Two issues are involved here, beginning with the Trans-Pacific Partnership that has been a topic of discussion for the better part of a decade. The agreement would involve the United States and 11 other Pacific Rim countries, collectively accounting for about 40 percent of the world’s Gross Domestic Product. China, notably, is not involved, and the agreement would provide a counterweight to an economy that is the second biggest in the world.
The Trans-Pacific Partnership has, understandably, attracted its share of critics, in part because of the secretive nature of the negotiations. Some factions worry that further opening international trade would harm organized labor in the U.S. and that the proposal does not include adequate environmental protections. The criticisms deserve to be fully vetted, which is why many in Congress are leery of providing the president with Trade Promotion Authority, commonly known as fast-track authority.
Which brings us to the second issue involved, as the notion of fast-track authority has created an unusual coalition that includes Republicans, Obama and some Democratic legislators. The bill that would provide the authority was written by Sen. Orrin Hatch, R-Utah, and Rep. Paul Ryan, R-Wisc., in cooperation with Sen. Ron Wyden, D-Ore., the ranking Democrat on the Senate Finance Committee.
This bipartisan workmanship demonstrates the need for fast-track authority, as does any logical examination of the issue. Such authority would allow the administration to negotiate trade agreements and then bring them before Congress for a simple up-or-down vote. The alternative would be for Congress to manipulate and fine-tune the international agreement, which would then require the changes to be brought to the other 11 nations for approval — effectively killing any hopes for an agreement through bureaucratic meddling.

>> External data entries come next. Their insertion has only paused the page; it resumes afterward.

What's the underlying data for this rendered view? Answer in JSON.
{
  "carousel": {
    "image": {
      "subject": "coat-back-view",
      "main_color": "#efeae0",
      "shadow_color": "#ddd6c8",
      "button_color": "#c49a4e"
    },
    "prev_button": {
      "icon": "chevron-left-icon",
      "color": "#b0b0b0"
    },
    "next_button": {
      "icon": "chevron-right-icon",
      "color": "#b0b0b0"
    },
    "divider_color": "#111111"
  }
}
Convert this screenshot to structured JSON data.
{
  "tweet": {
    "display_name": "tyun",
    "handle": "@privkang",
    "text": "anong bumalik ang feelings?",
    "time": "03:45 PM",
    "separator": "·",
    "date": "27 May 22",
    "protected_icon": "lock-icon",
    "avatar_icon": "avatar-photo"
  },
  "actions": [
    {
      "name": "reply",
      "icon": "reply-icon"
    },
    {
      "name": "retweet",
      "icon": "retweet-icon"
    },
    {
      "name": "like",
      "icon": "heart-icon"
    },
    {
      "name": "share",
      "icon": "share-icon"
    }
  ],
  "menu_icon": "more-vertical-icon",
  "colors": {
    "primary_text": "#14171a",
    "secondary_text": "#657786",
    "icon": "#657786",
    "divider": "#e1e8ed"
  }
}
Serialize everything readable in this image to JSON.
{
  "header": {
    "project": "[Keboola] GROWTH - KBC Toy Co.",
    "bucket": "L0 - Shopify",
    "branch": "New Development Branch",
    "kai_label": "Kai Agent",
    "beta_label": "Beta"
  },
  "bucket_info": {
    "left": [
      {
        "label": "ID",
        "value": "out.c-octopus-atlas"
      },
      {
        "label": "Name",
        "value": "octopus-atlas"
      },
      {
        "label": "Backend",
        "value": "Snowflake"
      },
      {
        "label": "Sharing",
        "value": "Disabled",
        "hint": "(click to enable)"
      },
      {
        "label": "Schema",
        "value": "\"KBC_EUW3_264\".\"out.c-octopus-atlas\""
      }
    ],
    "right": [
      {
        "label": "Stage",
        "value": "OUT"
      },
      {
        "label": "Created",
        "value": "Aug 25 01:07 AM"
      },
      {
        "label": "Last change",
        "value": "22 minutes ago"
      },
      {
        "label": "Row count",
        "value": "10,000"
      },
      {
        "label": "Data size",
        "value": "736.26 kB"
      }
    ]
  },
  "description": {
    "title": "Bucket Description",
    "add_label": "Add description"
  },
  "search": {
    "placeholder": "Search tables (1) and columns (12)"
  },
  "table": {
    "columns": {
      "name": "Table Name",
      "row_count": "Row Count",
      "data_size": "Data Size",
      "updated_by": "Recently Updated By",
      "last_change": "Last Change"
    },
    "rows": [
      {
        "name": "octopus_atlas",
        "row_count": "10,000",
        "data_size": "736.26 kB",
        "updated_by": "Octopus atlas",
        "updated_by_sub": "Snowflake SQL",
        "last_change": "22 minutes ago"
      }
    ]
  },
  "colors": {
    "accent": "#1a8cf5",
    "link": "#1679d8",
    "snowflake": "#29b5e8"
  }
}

Lest anybody think that providing Obama with fast-track authority would be an example of the administration abusing its power, the most recent Trade Promotion Authority was granted to President George W. Bush in 2002. Congress long has recognized that having too many cooks dipping into agreements can spoil the soup, and such authority will be necessary to finalizing the Trans-Pacific Partnership.
The partnership, regardless of its final form, will have a vast impact on Washington. As the nation’s most trade-dependent state, a state in which roughly 40 percent of workers have a job related to international trade, the proposal has been greeted with both eager anticipation and with dread. The deal includes standards protecting the environment and labor, and covers issues including energy use, transparency and intellectual property. Most important, it codifies regulations for countries with looser standards than those in the United States, which Daniel Russel, assistant secretary for East Asian and Pacific Affairs in the U.S. State Department, described as “the price of admission” to the American market.
Whether or not those provide adequate protection for workers in the United States will be up to Congress. But first lawmakers should grant Obama the authority to present them with an intact agreement.